Task statement:
Every record here needs to be duplicated exactly.
--- --- ---
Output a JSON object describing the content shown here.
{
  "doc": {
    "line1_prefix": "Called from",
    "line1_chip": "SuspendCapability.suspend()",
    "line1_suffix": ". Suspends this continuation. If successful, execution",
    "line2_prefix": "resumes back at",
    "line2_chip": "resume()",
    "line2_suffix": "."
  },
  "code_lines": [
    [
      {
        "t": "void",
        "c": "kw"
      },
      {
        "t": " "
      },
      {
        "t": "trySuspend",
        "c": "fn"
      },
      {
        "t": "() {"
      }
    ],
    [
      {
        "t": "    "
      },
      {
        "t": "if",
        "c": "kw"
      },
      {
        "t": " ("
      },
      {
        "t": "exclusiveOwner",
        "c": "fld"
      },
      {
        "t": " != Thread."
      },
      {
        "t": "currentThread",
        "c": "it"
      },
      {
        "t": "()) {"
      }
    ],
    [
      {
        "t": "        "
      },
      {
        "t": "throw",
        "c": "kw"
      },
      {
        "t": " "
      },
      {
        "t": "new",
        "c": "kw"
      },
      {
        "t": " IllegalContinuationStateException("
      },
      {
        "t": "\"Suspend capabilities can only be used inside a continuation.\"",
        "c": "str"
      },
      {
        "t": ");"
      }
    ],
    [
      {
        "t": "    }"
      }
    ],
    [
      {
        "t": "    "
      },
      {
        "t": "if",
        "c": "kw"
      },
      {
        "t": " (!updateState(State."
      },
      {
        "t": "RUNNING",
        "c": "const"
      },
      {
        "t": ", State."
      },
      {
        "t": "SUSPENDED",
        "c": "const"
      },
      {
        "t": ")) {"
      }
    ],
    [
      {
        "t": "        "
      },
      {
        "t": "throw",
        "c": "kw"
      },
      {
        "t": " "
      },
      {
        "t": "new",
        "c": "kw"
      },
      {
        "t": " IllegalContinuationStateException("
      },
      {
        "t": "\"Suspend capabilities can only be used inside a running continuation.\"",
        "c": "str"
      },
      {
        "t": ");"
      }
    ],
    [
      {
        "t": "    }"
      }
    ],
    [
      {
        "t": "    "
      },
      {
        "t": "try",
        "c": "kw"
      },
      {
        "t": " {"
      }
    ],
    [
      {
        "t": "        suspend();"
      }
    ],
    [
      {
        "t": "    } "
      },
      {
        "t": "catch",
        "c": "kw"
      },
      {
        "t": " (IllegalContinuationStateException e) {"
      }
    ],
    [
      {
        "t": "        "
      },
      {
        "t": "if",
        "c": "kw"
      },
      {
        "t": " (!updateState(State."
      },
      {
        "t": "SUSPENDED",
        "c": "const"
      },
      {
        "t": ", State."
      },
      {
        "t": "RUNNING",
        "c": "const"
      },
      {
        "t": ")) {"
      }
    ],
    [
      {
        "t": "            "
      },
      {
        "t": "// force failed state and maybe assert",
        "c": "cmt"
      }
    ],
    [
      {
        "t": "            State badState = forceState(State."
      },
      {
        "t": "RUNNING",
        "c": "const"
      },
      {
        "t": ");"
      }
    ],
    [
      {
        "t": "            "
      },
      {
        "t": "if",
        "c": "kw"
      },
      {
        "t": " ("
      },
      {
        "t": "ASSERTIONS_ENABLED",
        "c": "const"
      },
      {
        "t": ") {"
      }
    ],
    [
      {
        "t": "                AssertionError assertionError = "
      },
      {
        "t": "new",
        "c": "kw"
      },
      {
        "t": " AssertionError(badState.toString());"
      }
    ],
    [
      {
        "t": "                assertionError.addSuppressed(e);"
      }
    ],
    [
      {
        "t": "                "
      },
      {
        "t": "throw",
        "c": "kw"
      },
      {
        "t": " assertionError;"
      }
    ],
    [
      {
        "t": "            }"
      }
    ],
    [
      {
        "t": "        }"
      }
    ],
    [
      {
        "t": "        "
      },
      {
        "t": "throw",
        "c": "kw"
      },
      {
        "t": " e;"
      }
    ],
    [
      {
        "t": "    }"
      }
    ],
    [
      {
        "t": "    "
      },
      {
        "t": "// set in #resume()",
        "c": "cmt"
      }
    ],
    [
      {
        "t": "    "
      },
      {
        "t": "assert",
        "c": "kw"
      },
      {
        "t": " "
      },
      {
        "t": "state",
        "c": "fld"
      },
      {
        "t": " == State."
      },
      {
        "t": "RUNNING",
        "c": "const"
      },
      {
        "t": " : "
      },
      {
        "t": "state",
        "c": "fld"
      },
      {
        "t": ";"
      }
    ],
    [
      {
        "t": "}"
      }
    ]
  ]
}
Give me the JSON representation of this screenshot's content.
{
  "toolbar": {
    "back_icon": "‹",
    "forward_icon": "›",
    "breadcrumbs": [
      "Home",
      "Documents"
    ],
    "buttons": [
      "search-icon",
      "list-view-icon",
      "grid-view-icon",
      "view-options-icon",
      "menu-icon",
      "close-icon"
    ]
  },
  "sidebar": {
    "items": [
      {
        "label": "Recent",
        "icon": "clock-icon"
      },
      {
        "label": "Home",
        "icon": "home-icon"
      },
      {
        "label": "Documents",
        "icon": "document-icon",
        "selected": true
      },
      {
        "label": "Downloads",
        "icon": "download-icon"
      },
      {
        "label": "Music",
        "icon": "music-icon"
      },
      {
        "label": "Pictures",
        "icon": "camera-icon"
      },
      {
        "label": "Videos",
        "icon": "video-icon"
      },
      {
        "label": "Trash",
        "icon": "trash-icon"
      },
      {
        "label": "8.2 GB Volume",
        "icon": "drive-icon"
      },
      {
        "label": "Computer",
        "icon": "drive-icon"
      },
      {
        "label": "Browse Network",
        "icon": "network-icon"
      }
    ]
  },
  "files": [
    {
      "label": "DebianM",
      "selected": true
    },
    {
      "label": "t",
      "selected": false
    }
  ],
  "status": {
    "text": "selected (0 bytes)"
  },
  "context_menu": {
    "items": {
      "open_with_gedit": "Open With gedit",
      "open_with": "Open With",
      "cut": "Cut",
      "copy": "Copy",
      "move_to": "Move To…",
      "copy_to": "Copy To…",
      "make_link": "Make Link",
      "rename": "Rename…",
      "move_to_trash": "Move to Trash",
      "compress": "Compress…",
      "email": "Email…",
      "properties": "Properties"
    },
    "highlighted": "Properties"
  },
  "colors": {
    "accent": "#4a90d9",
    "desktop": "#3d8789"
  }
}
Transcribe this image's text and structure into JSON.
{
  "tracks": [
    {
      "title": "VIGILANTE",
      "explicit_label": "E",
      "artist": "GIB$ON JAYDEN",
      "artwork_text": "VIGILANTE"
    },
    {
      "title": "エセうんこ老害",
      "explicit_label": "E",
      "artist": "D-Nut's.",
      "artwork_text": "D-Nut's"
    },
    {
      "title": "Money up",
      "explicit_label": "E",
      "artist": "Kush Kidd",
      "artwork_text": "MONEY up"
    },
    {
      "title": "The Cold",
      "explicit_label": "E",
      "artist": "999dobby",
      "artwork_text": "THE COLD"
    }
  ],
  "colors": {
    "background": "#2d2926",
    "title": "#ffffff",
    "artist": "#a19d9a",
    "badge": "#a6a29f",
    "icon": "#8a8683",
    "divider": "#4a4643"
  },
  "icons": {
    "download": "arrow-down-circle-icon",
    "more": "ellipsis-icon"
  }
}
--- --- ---
Result below:
Output a JSON object describing the content shown here.
{
  "doc": {
    "line1_prefix": "Called from",
    "line1_chip": "SuspendCapability.suspend()",
    "line1_suffix": ". Suspends this continuation. If successful, execution",
    "line2_prefix": "resumes back at",
    "line2_chip": "resume()",
    "line2_suffix": "."
  },
  "code_lines": [
    [
      {
        "t": "void",
        "c": "kw"
      },
      {
        "t": " "
      },
      {
        "t": "trySuspend",
        "c": "fn"
      },
      {
        "t": "() {"
      }
    ],
    [
      {
        "t": "    "
      },
      {
        "t": "if",
        "c": "kw"
      },
      {
        "t": " ("
      },
      {
        "t": "exclusiveOwner",
        "c": "fld"
      },
      {
        "t": " != Thread."
      },
      {
        "t": "currentThread",
        "c": "it"
      },
      {
        "t": "()) {"
      }
    ],
    [
      {
        "t": "        "
      },
      {
        "t": "throw",
        "c": "kw"
      },
      {
        "t": " "
      },
      {
        "t": "new",
        "c": "kw"
      },
      {
        "t": " IllegalContinuationStateException("
      },
      {
        "t": "\"Suspend capabilities can only be used inside a continuation.\"",
        "c": "str"
      },
      {
        "t": ");"
      }
    ],
    [
      {
        "t": "    }"
      }
    ],
    [
      {
        "t": "    "
      },
      {
        "t": "if",
        "c": "kw"
      },
      {
        "t": " (!updateState(State."
      },
      {
        "t": "RUNNING",
        "c": "const"
      },
      {
        "t": ", State."
      },
      {
        "t": "SUSPENDED",
        "c": "const"
      },
      {
        "t": ")) {"
      }
    ],
    [
      {
        "t": "        "
      },
      {
        "t": "throw",
        "c": "kw"
      },
      {
        "t": " "
      },
      {
        "t": "new",
        "c": "kw"
      },
      {
        "t": " IllegalContinuationStateException("
      },
      {
        "t": "\"Suspend capabilities can only be used inside a running continuation.\"",
        "c": "str"
      },
      {
        "t": ");"
      }
    ],
    [
      {
        "t": "    }"
      }
    ],
    [
      {
        "t": "    "
      },
      {
        "t": "try",
        "c": "kw"
      },
      {
        "t": " {"
      }
    ],
    [
      {
        "t": "        suspend();"
      }
    ],
    [
      {
        "t": "    } "
      },
      {
        "t": "catch",
        "c": "kw"
      },
      {
        "t": " (IllegalContinuationStateException e) {"
      }
    ],
    [
      {
        "t": "        "
      },
      {
        "t": "if",
        "c": "kw"
      },
      {
        "t": " (!updateState(State."
      },
      {
        "t": "SUSPENDED",
        "c": "const"
      },
      {
        "t": ", State."
      },
      {
        "t": "RUNNING",
        "c": "const"
      },
      {
        "t": ")) {"
      }
    ],
    [
      {
        "t": "            "
      },
      {
        "t": "// force failed state and maybe assert",
        "c": "cmt"
      }
    ],
    [
      {
        "t": "            State badState = forceState(State."
      },
      {
        "t": "RUNNING",
        "c": "const"
      },
      {
        "t": ");"
      }
    ],
    [
      {
        "t": "            "
      },
      {
        "t": "if",
        "c": "kw"
      },
      {
        "t": " ("
      },
      {
        "t": "ASSERTIONS_ENABLED",
        "c": "const"
      },
      {
        "t": ") {"
      }
    ],
    [
      {
        "t": "                AssertionError assertionError = "
      },
      {
        "t": "new",
        "c": "kw"
      },
      {
        "t": " AssertionError(badState.toString());"
      }
    ],
    [
      {
        "t": "                assertionError.addSuppressed(e);"
      }
    ],
    [
      {
        "t": "                "
      },
      {
        "t": "throw",
        "c": "kw"
      },
      {
        "t": " assertionError;"
      }
    ],
    [
      {
        "t": "            }"
      }
    ],
    [
      {
        "t": "        }"
      }
    ],
    [
      {
        "t": "        "
      },
      {
        "t": "throw",
        "c": "kw"
      },
      {
        "t": " e;"
      }
    ],
    [
      {
        "t": "    }"
      }
    ],
    [
      {
        "t": "    "
      },
      {
        "t": "// set in #resume()",
        "c": "cmt"
      }
    ],
    [
      {
        "t": "    "
      },
      {
        "t": "assert",
        "c": "kw"
      },
      {
        "t": " "
      },
      {
        "t": "state",
        "c": "fld"
      },
      {
        "t": " == State."
      },
      {
        "t": "RUNNING",
        "c": "const"
      },
      {
        "t": " : "
      },
      {
        "t": "state",
        "c": "fld"
      },
      {
        "t": ";"
      }
    ],
    [
      {
        "t": "}"
      }
    ]
  ]
}
Give me the JSON representation of this screenshot's content.
{
  "toolbar": {
    "back_icon": "‹",
    "forward_icon": "›",
    "breadcrumbs": [
      "Home",
      "Documents"
    ],
    "buttons": [
      "search-icon",
      "list-view-icon",
      "grid-view-icon",
      "view-options-icon",
      "menu-icon",
      "close-icon"
    ]
  },
  "sidebar": {
    "items": [
      {
        "label": "Recent",
        "icon": "clock-icon"
      },
      {
        "label": "Home",
        "icon": "home-icon"
      },
      {
        "label": "Documents",
        "icon": "document-icon",
        "selected": true
      },
      {
        "label": "Downloads",
        "icon": "download-icon"
      },
      {
        "label": "Music",
        "icon": "music-icon"
      },
      {
        "label": "Pictures",
        "icon": "camera-icon"
      },
      {
        "label": "Videos",
        "icon": "video-icon"
      },
      {
        "label": "Trash",
        "icon": "trash-icon"
      },
      {
        "label": "8.2 GB Volume",
        "icon": "drive-icon"
      },
      {
        "label": "Computer",
        "icon": "drive-icon"
      },
      {
        "label": "Browse Network",
        "icon": "network-icon"
      }
    ]
  },
  "files": [
    {
      "label": "DebianM",
      "selected": true
    },
    {
      "label": "t",
      "selected": false
    }
  ],
  "status": {
    "text": "selected (0 bytes)"
  },
  "context_menu": {
    "items": {
      "open_with_gedit": "Open With gedit",
      "open_with": "Open With",
      "cut": "Cut",
      "copy": "Copy",
      "move_to": "Move To…",
      "copy_to": "Copy To…",
      "make_link": "Make Link",
      "rename": "Rename…",
      "move_to_trash": "Move to Trash",
      "compress": "Compress…",
      "email": "Email…",
      "properties": "Properties"
    },
    "highlighted": "Properties"
  },
  "colors": {
    "accent": "#4a90d9",
    "desktop": "#3d8789"
  }
}
Transcribe this image's text and structure into JSON.
{
  "tracks": [
    {
      "title": "VIGILANTE",
      "explicit_label": "E",
      "artist": "GIB$ON JAYDEN",
      "artwork_text": "VIGILANTE"
    },
    {
      "title": "エセうんこ老害",
      "explicit_label": "E",
      "artist": "D-Nut's.",
      "artwork_text": "D-Nut's"
    },
    {
      "title": "Money up",
      "explicit_label": "E",
      "artist": "Kush Kidd",
      "artwork_text": "MONEY up"
    },
    {
      "title": "The Cold",
      "explicit_label": "E",
      "artist": "999dobby",
      "artwork_text": "THE COLD"
    }
  ],
  "colors": {
    "background": "#2d2926",
    "title": "#ffffff",
    "artist": "#a19d9a",
    "badge": "#a6a29f",
    "icon": "#8a8683",
    "divider": "#4a4643"
  },
  "icons": {
    "download": "arrow-down-circle-icon",
    "more": "ellipsis-icon"
  }
}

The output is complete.